I was born in Brisbane and lived in south-east rural Queensland before moving to Ballarat, Victoria, around 10 years ago. We now live on land in a small town called Buninyong. I have a beautiful family made up of my loving mum and dad and younger brother Julian. We’re an active family; my brother and I spend most of our spare time outside. We both rowed during high school and I have continued rowing as I study now. I competed in a trans-Tasman regatta last year for the University of Melbourne on Lake Karapiro in New Zealand.
The dream I had of attending Trinity College was one I was incredibly nervous about. There is something about a country upbringing that can sometimes make you unsure of your capacity to take on the ‘big smoke’. But Melbourne is just as wonderful and busy and normal as most other places. I’ll be forever grateful to Melbourne for giving me this insight as I take on other cities around the globe.
I completed work experience in Year 10 at a primary school in Ballarat. It was a wonderful experience that showed me how much time and effort goes into quality teaching and also how vital it is to have capable teachers that help children to have the best possible start in life. I’ve had personal experiences connecting me to children that were forgotten by some of their teachers. It moved me to understand the responsibility that the education system has to maintain standards that include all children in reaching benchmark skills for literacy and numeracy.

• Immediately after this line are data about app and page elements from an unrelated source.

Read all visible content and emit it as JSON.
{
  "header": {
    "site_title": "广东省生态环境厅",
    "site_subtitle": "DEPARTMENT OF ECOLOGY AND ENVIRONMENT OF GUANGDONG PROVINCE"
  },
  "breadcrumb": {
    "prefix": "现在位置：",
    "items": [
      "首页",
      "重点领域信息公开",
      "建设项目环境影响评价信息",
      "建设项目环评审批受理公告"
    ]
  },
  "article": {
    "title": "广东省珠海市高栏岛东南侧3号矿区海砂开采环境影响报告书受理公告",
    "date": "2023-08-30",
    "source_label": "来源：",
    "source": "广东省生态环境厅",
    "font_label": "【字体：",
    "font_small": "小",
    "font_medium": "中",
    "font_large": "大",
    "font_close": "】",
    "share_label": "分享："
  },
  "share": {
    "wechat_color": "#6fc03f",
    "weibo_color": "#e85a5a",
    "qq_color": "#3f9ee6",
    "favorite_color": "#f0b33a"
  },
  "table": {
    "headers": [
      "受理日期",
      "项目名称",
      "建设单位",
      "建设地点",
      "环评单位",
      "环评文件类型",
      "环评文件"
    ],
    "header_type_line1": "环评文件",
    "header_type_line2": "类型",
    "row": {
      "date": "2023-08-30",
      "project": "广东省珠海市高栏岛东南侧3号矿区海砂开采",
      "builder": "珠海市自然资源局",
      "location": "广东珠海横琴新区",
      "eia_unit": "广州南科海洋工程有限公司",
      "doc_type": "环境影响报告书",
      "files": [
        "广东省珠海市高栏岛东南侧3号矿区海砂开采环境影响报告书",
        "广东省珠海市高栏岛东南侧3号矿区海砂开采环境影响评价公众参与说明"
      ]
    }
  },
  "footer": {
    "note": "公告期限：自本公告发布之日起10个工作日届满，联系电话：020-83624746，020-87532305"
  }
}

A good education benefits the child in all aspects of their development and wellbeing. Educating someone has national and global economic and health benefits – all the evidence points towards a decent education from start to finish, which gives people the freedom of knowledge, choice and understanding that makes for thriving communities. In these ever-evolving times it’s vital to ensure we have capable hands to pick up where things are left off.
To begin my career, I’ll work as a primary school teacher. I have been told what a challenging career I have chosen. Perhaps in my naivety, I believe any exhaustion I face will be worth it if I can give children the skills and self-belief that my own teachers were able to give me. I want my students to leave the classroom having actually learnt something and to feel good about themselves. I plan then, after having my own family, to perhaps complete more study in education policy, management and curriculum and see where that can take me.
The level of scholarship at Trinity College has reinforced my drive to enter the education field because of its commitment to us as students and as people. They expect that we are capable, clever and will contribute to our communities. We are given both collective and individualised support in our studies with various members of staff who are passionate about ensuring we aim for the excellence expected of students who try their absolute best. All teachers should take the same pride in educating the children who are ultimately our future. I’m forever a Trinitarian, and forever grateful.
As told to Ian Coyukiat